**** SOURCE RECORDS
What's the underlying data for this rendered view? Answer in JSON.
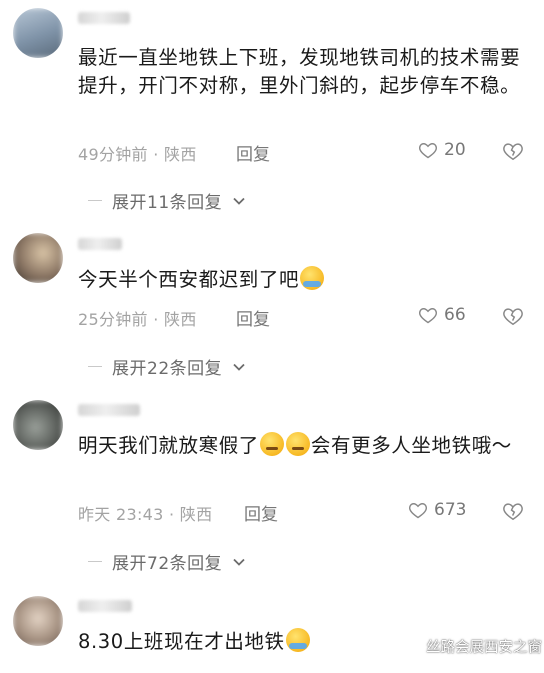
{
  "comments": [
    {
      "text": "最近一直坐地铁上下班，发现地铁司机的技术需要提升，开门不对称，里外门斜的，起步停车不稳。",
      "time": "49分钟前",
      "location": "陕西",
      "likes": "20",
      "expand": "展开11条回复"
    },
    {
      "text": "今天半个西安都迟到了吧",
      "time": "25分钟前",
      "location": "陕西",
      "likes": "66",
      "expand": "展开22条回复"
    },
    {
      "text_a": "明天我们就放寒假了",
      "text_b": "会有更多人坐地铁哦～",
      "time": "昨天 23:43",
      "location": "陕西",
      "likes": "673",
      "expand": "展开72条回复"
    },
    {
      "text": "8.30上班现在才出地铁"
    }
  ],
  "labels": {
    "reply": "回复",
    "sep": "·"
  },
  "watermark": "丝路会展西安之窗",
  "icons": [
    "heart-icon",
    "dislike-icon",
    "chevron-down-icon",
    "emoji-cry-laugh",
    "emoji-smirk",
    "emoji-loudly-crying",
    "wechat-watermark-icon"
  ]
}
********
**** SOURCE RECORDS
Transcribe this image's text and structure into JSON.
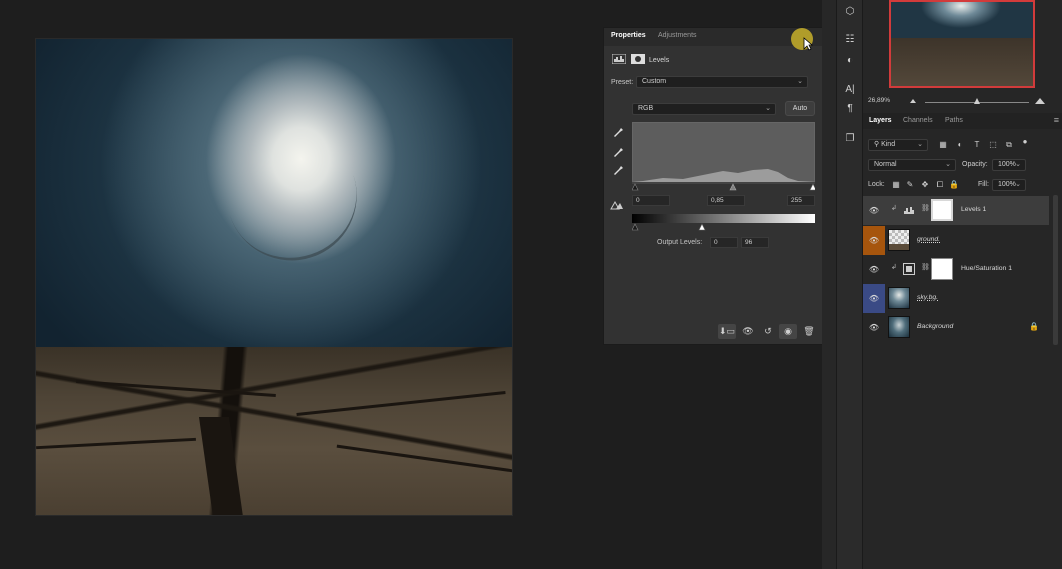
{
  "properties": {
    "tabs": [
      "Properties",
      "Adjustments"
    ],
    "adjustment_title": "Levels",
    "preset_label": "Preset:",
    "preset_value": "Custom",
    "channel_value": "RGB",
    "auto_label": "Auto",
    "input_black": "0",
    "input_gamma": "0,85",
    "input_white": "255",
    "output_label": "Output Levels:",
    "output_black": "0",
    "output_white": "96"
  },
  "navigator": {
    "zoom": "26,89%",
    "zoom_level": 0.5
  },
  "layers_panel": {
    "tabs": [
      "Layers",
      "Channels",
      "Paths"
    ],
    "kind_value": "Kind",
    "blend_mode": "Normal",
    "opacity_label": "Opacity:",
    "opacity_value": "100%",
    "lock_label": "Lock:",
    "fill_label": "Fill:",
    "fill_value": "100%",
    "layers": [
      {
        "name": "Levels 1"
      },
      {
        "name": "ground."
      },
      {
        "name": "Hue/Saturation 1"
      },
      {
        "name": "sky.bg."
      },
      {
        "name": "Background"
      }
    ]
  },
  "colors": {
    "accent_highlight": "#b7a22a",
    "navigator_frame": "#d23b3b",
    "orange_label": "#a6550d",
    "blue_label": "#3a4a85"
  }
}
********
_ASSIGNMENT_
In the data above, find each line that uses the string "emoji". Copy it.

_EXERCISE RESPONSE_
    "emoji-cry-laugh",
    "emoji-smirk",
    "emoji-loudly-crying",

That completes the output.